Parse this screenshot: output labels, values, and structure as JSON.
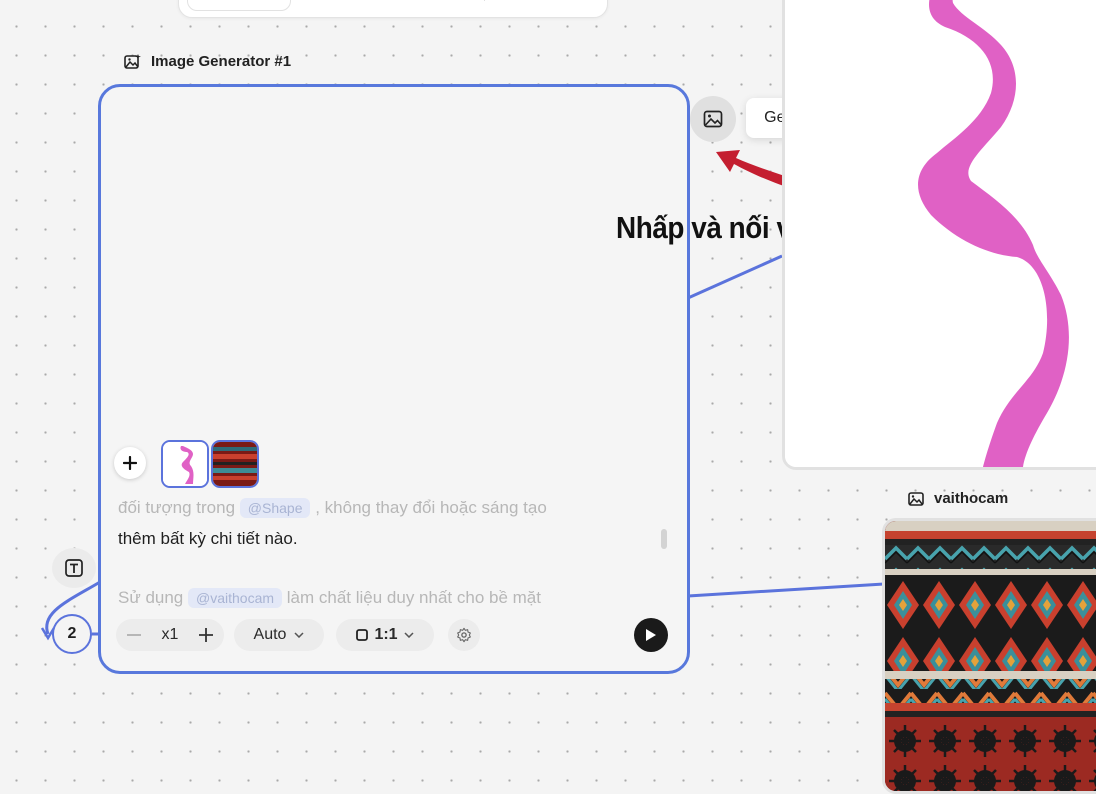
{
  "generator_node": {
    "title": "Image Generator #1",
    "prompt": {
      "line1_part1": "đối tượng trong",
      "line1_mention": "@Shape",
      "line1_part2": ", không thay đổi hoặc sáng tạo",
      "line2": "thêm bất kỳ chi tiết nào.",
      "line3_part1": "Sử dụng",
      "line3_mention": "@vaithocam",
      "line3_part2": "làm chất liệu duy nhất cho bề mặt"
    },
    "toolbar": {
      "quantity": "x1",
      "mode": "Auto",
      "ratio": "1:1"
    },
    "input_count": "2"
  },
  "output_tooltip": "Generated image",
  "annotation": "Nhấp và nối vào ảnh",
  "texture_node": {
    "title": "vaithocam"
  },
  "colors": {
    "accent": "#5878dc",
    "arrow": "#c41e30",
    "shape": "#e061c5",
    "fabric_red": "#8e1f1a"
  }
}
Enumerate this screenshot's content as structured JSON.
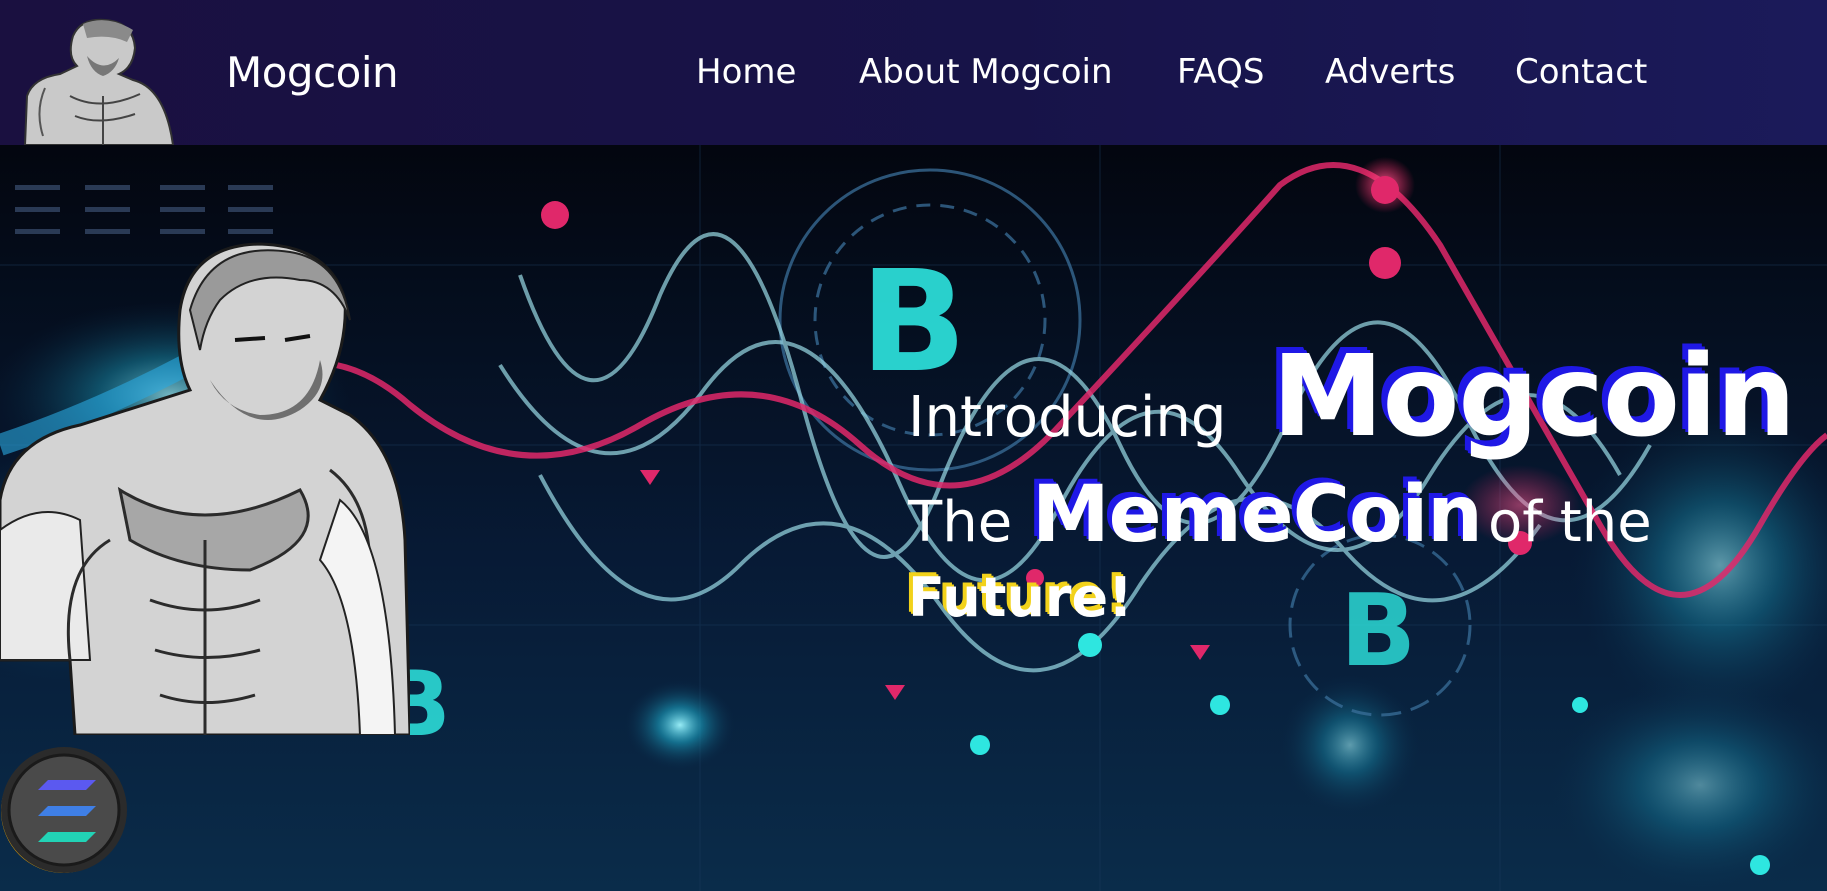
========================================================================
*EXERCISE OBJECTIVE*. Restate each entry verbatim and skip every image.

*RESULT OF THE TASK*.
Parse this screenshot: output labels, values, and structure as JSON.
{
  "generator_node": {
    "title": "Image Generator #1",
    "prompt": {
      "line1_part1": "đối tượng trong",
      "line1_mention": "@Shape",
      "line1_part2": ", không thay đổi hoặc sáng tạo",
      "line2": "thêm bất kỳ chi tiết nào.",
      "line3_part1": "Sử dụng",
      "line3_mention": "@vaithocam",
      "line3_part2": "làm chất liệu duy nhất cho bề mặt"
    },
    "toolbar": {
      "quantity": "x1",
      "mode": "Auto",
      "ratio": "1:1"
    },
    "input_count": "2"
  },
  "output_tooltip": "Generated image",
  "annotation": "Nhấp và nối vào ảnh",
  "texture_node": {
    "title": "vaithocam"
  },
  "colors": {
    "accent": "#5878dc",
    "arrow": "#c41e30",
    "shape": "#e061c5",
    "fabric_red": "#8e1f1a"
  }
}
Enumerate this screenshot's content as structured JSON.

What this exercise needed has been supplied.